Lorin said there are at least ten different chemicals on every non-organic apple that one would typically buy in a grocery store.

Ali said while it is important to shop local and naturally, she believes the concept of sustainability is a dream that can never be fully obtained.

Juice in gallon jugs from Paradise Valley Orchard.
"The reality now is people are living in a world with car payments and mortgage payments," Ali said. "My husband and I both work outside jobs to pay the bills. In an ideal world, we would be able to live off the grid and not have an electrical payment or a car payment. But you have to have a vehicle, you have to get around in a modern world; it’s hard. I think it’s just baby steps.”

One of their goals regarding the Paradise Valley Orchard is to provide options to those who don’t have access to organic food in their backyard, because they understand that not everyone can live sustainably.  

“I believe that there has to be small farms like this in order to supply the people who, for instance, live in a condo and don’t have the skills necessary to grow their own food," Lorin said. "Most of the world is actually like that."

The organic label comes with the assumption that the food was grown locally, Lorin said. He adds that is not always the case. There are some brands in grocery stores that are considered organic but were produced in Mexico — transport of these items can be just as bad for the environment as pesticides.

Through their local orchard, the Harrisons hope to minimize the distance of how far food travels from the farm to the plate.

“My goal is to bring people out here; let’s bring people to the farm," Ali said. "Come out here and pick your own veggies. It doesn’t get more local than picking your carrots out of the ground."

The store that Ali and Lorin run out of their orchard.

She said she hopes to encourage people to be healthier and also to teach others the beauty of living a simple life.

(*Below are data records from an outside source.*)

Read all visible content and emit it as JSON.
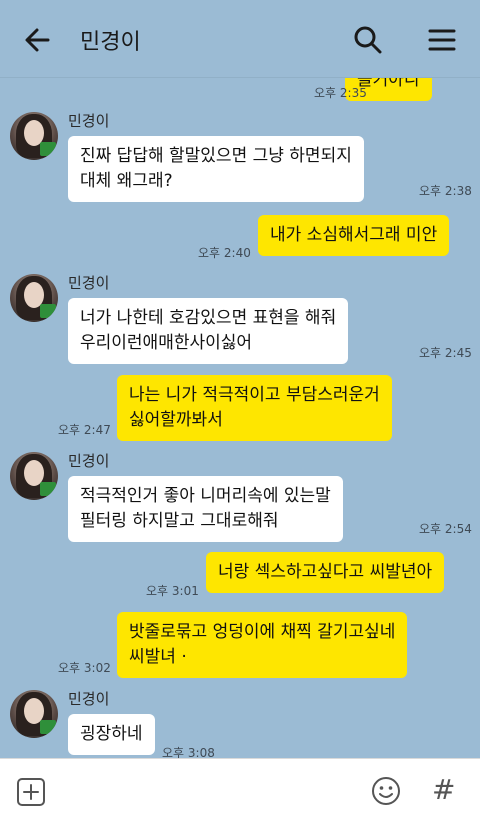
{
  "header": {
    "title": "민경이",
    "icons": {
      "back": "arrow-left-icon",
      "search": "search-icon",
      "menu": "hamburger-menu-icon"
    }
  },
  "chat": {
    "contact_name": "민경이",
    "messages": [
      {
        "id": 0,
        "sender": "me",
        "lines": [
          "을거아니"
        ],
        "time": "오후 2:35"
      },
      {
        "id": 1,
        "sender": "them",
        "lines": [
          "진짜 답답해 할말있으면 그냥 하면되지",
          "대체 왜그래?"
        ],
        "time": "오후 2:38"
      },
      {
        "id": 2,
        "sender": "me",
        "lines": [
          "내가 소심해서그래 미안"
        ],
        "time": "오후 2:40"
      },
      {
        "id": 3,
        "sender": "them",
        "lines": [
          "너가 나한테 호감있으면 표현을 해줘",
          "우리이런애매한사이싫어"
        ],
        "time": "오후 2:45"
      },
      {
        "id": 4,
        "sender": "me",
        "lines": [
          "나는 니가 적극적이고 부담스러운거",
          "싫어할까봐서"
        ],
        "time": "오후 2:47"
      },
      {
        "id": 5,
        "sender": "them",
        "lines": [
          "적극적인거 좋아 니머리속에 있는말",
          "필터링 하지말고 그대로해줘"
        ],
        "time": "오후 2:54"
      },
      {
        "id": 6,
        "sender": "me",
        "lines": [
          "너랑 섹스하고싶다고 씨발년아"
        ],
        "time": "오후 3:01"
      },
      {
        "id": 7,
        "sender": "me",
        "lines": [
          "밧줄로묶고 엉덩이에 채찍 갈기고싶네",
          "씨발녀 ·"
        ],
        "time": "오후 3:02"
      },
      {
        "id": 8,
        "sender": "them",
        "lines": [
          "굉장하네"
        ],
        "time": "오후 3:08"
      }
    ]
  },
  "colors": {
    "background": "#9bbbd4",
    "my_bubble": "#fee600",
    "their_bubble": "#ffffff",
    "input_bar": "#ffffff"
  },
  "footer": {
    "icons": {
      "attach": "plus-square-icon",
      "emoji": "smiley-icon",
      "hash": "hash-icon"
    },
    "hash_symbol": "#"
  }
}
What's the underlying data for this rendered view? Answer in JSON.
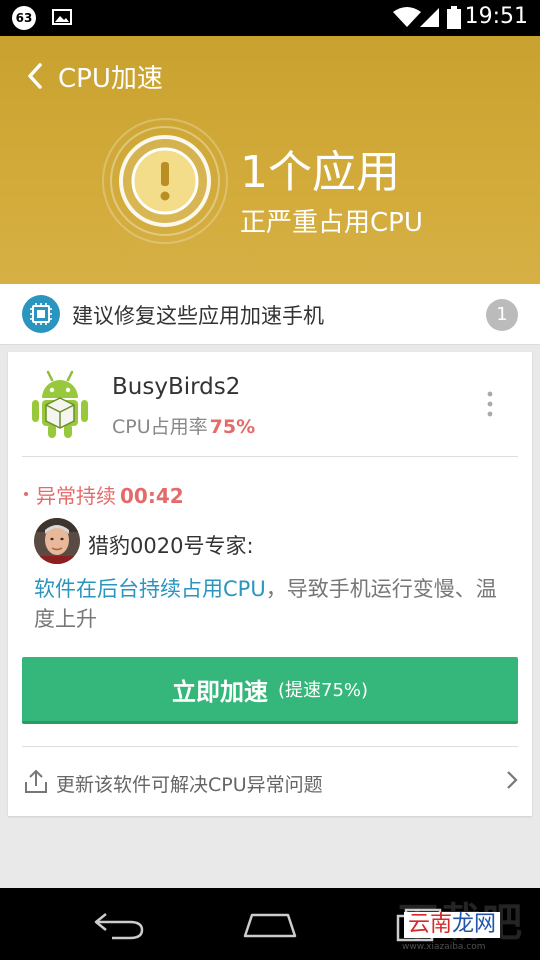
{
  "status_bar": {
    "notification_count": "63",
    "time": "19:51",
    "icons": [
      "gallery-icon",
      "wifi-icon",
      "signal-icon",
      "battery-icon"
    ]
  },
  "header": {
    "title": "CPU加速",
    "count_title": "1个应用",
    "count_subtitle": "正严重占用CPU",
    "background_color": "#c9a12f"
  },
  "suggestion": {
    "text": "建议修复这些应用加速手机",
    "count": "1",
    "icon": "chip-icon"
  },
  "app": {
    "name": "BusyBirds2",
    "cpu_label": "CPU占用率",
    "cpu_value": "75%",
    "icon": "android-icon",
    "anomaly_label": "异常持续",
    "anomaly_duration": "00:42",
    "expert_name": "猎豹0020号专家:",
    "description_highlight": "软件在后台持续占用CPU",
    "description_rest": "，导致手机运行变慢、温度上升",
    "accelerate_label": "立即加速",
    "accelerate_sub": "(提速75%)",
    "update_text": "更新该软件可解决CPU异常问题",
    "accent_red": "#e56b6b",
    "accent_blue": "#2a95bf",
    "button_color": "#35b67a"
  },
  "watermark": {
    "big": "下载吧",
    "yun": "云",
    "nan": "南",
    "long": "龙",
    "wang": "网",
    "url": "www.xiazaiba.com"
  }
}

“Not being so into consumerism and buying and thinking that you need all this stuff," she added. "Just living more simply and more consciously of what you’re eating and what you’re wasting and using. We are only on this earth a short amount of time, let’s make the most of it. Let’s be as healthy as we can. We are stewards of the environment, our job is to protect what we’ve got."